This is a foundation of financial markets because at any given time some people will have excess resources while others will have a need or opportunity to use resources beyond what they currently possess. For example, some of us will want to borrow money to pursue a business opportunity or build infrastructure to fulfill some unmet needs in society. Others will be savers at some periods of their lives and will be able to lend to meet that borrowing need.

We are the Agents of Acts

People were created to act on others’ behalf, to be stewards or agents. Prime examples are that God mandates us to steward his creation and steward his grace (1 Peter 4:10). We also see that God called Joseph to act as a steward for both Potiphar and Pharaoh (Genesis 39:2-6; 41:41-44). Jesus’ parable of the talents illustrates that we are his stewards and will be held accountable for acting as he would want us to (Matthew 25:14-30).

Finance depends on people acting as agents or stewards on behalf of others. Executives act as agents for the shareholders of a corporation. Mutual fund managers act on behalf of investors to decide which stocks or bonds in which to invest. Lawyers apply their expertise to serve their clients’ interests in financial transactions. An entire branch of finance literature is devoted to better understanding the many agency relationships in finance. Finance can exist because God created people with the ability to act on behalf of others.

We Make Promises

God is a God of promises and covenants. The biblical narrative is a story of God’s promises kept. Humans are created in his image, and thus we have biblical accounts of humans making promises to each other.
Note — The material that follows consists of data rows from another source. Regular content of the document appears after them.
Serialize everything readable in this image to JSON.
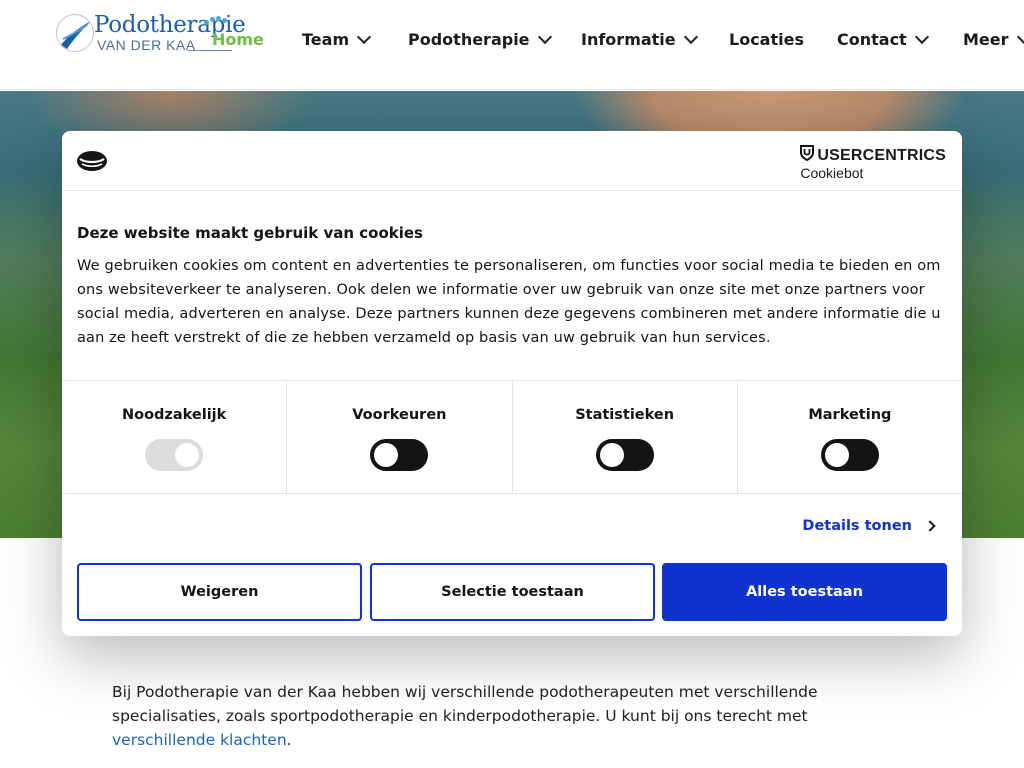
{
  "logo": {
    "title": "Podotherapie",
    "subtitle": "VAN DER KAA"
  },
  "nav": {
    "items": [
      {
        "label": "Home",
        "active": true
      },
      {
        "label": "Team"
      },
      {
        "label": "Podotherapie"
      },
      {
        "label": "Informatie"
      },
      {
        "label": "Locaties"
      },
      {
        "label": "Contact"
      },
      {
        "label": "Meer"
      }
    ]
  },
  "cookie_dialog": {
    "brand_top": "USERCENTRICS",
    "brand_bottom": "Cookiebot",
    "title": "Deze website maakt gebruik van cookies",
    "text": "We gebruiken cookies om content en advertenties te personaliseren, om functies voor social media te bieden en om ons websiteverkeer te analyseren. Ook delen we informatie over uw gebruik van onze site met onze partners voor social media, adverteren en analyse. Deze partners kunnen deze gegevens combineren met andere informatie die u aan ze heeft verstrekt of die ze hebben verzameld op basis van uw gebruik van hun services.",
    "toggles": [
      {
        "label": "Noodzakelijk",
        "state": "on-disabled"
      },
      {
        "label": "Voorkeuren",
        "state": "off"
      },
      {
        "label": "Statistieken",
        "state": "off"
      },
      {
        "label": "Marketing",
        "state": "off"
      }
    ],
    "details_label": "Details tonen",
    "buttons": {
      "deny": "Weigeren",
      "selection": "Selectie toestaan",
      "allow_all": "Alles toestaan"
    },
    "colors": {
      "accent": "#1032cf",
      "toggle_off": "#141414",
      "toggle_disabled": "#dcdcdc"
    }
  },
  "intro": {
    "text_before": "Bij Podotherapie van der Kaa hebben wij verschillende podotherapeuten met verschillende specialisaties, zoals sportpodotherapie en kinderpodotherapie. U kunt bij ons terecht met ",
    "link": "verschillende klachten",
    "text_after": "."
  }
}
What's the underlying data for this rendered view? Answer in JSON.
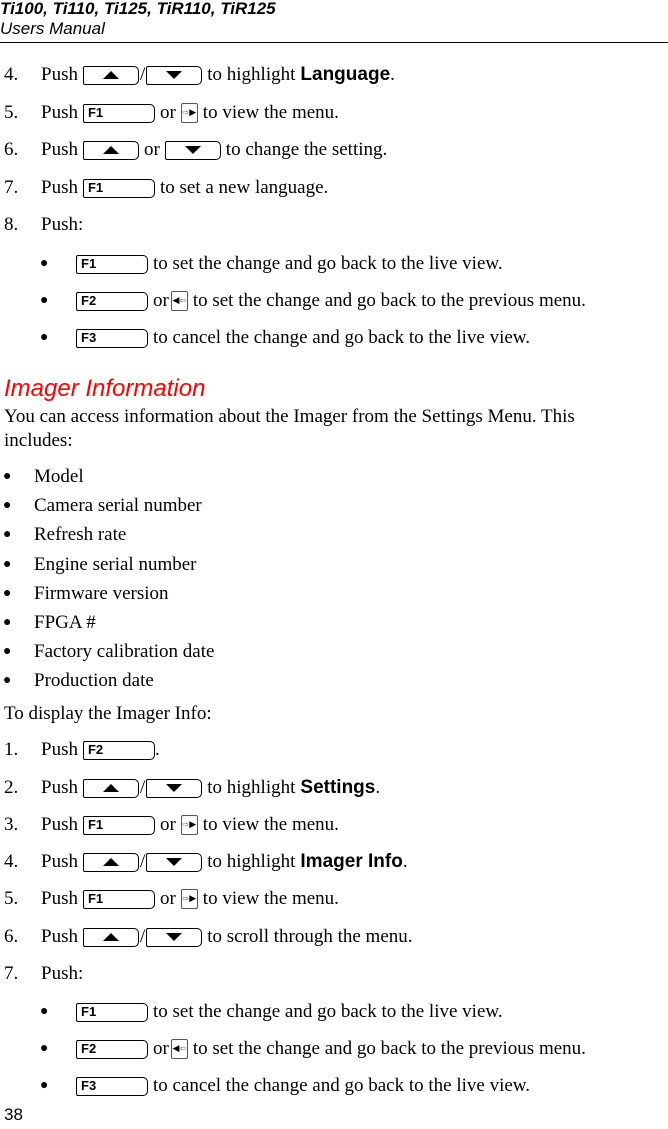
{
  "header": {
    "title": "Ti100, Ti110, Ti125, TiR110, TiR125",
    "subtitle": "Users Manual"
  },
  "keys": {
    "f1": "F1",
    "f2": "F2",
    "f3": "F3",
    "up_icon": "up-arrow-key",
    "down_icon": "down-arrow-key",
    "right_nav_icon": "right-nav-key",
    "left_nav_icon": "left-nav-key"
  },
  "words": {
    "push": "Push",
    "or": "or",
    "slash": "/"
  },
  "steps_top": [
    {
      "num": "4.",
      "suffix": "to highlight",
      "bold": "Language",
      "end": "."
    },
    {
      "num": "5.",
      "suffix": "to view the menu."
    },
    {
      "num": "6.",
      "suffix": "to change the setting."
    },
    {
      "num": "7.",
      "suffix": "to set a new language."
    },
    {
      "num": "8.",
      "text": "Push:"
    }
  ],
  "push_options_top": [
    {
      "key": "F1",
      "text": "to set the change and go back to the live view."
    },
    {
      "key": "F2",
      "text": "to set the change and go back to the previous menu."
    },
    {
      "key": "F3",
      "text": "to cancel the change and go back to the live view."
    }
  ],
  "section": {
    "title": "Imager Information",
    "intro": "You can access information about the Imager from the Settings Menu. This includes:",
    "items": [
      "Model",
      "Camera serial number",
      "Refresh rate",
      "Engine serial number",
      "Firmware version",
      "FPGA #",
      "Factory calibration date",
      "Production date"
    ],
    "display_intro": "To display the Imager Info:"
  },
  "steps_bottom": [
    {
      "num": "1.",
      "end": "."
    },
    {
      "num": "2.",
      "suffix": "to highlight",
      "bold": "Settings",
      "end": "."
    },
    {
      "num": "3.",
      "suffix": "to view the menu."
    },
    {
      "num": "4.",
      "suffix": "to highlight",
      "bold": "Imager Info",
      "end": "."
    },
    {
      "num": "5.",
      "suffix": "to view the menu."
    },
    {
      "num": "6.",
      "suffix": "to scroll through the menu."
    },
    {
      "num": "7.",
      "text": "Push:"
    }
  ],
  "push_options_bottom": [
    {
      "key": "F1",
      "text": "to set the change and go back to the live view."
    },
    {
      "key": "F2",
      "text": "to set the change and go back to the previous menu."
    },
    {
      "key": "F3",
      "text": "to cancel the change and go back to the live view."
    }
  ],
  "page_number": "38"
}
The story of Ruth hinges on promises between people of different nationalities, for example (Ruth 1:16 -18). Paul references human promises in Galatians 3:15. Humans are created to be able to make and keep promises to each other.

Every financial instrument is a promise between two or more parties and would not be possible if promises were not part of God’s creation. A mortgage loan is a promise to pay a certain amount each month. A share of stock is a promise for a portion of future dividends and a right to elect board members. In modern finance, some of our promises tend to get quite complicated and detailed so it has become common practice to write them down. However, these written contracts simply reflect our created ability to make and keep promises. This ability is so central to financing that the Bible teaches us to not overpromise in our finances (Proverbs 22:26-27).

We Are Not Omniscient

Humanity does not know everything, and individually each of us knows only a tiny fraction of what can be known. God created each of us with our own unique mind which takes in, processes, and remembers things differently from anyone else. Human endeavor depends on each of us using our individual knowledge for mutual benefit, rather than on each of us learning everything needed for success.

Limited knowledge and asymmetric information are mediated by financial markets. This means that when a loan is entered into the borrower has more information about his or her ability to repay than does the lender. It means that when we buy a stock it is possible that the seller knows something about the stock that we do not. This asymmetry will impact our willingness to participate in financial markets and will impact financial prices. Finance is built on two obligations that turn asymmetric information from a hindrance into an opportunity. First, we use promises to convey our certainty about the information we possess that other parties do not. My promise to repay the mortgage, under penalty of losing the house, gives you the confidence to deposit money in the bank that funds the mortgage, even though you do not know my likely future earnings. Secondly, we prohibit falsifying information in financial transactions. If your investment documents tell me that there is a $7million market for products like yours, this information must be accurate. Because of this, we can make use of information provided by others, even if we do not have personal knowledge of its accuracy.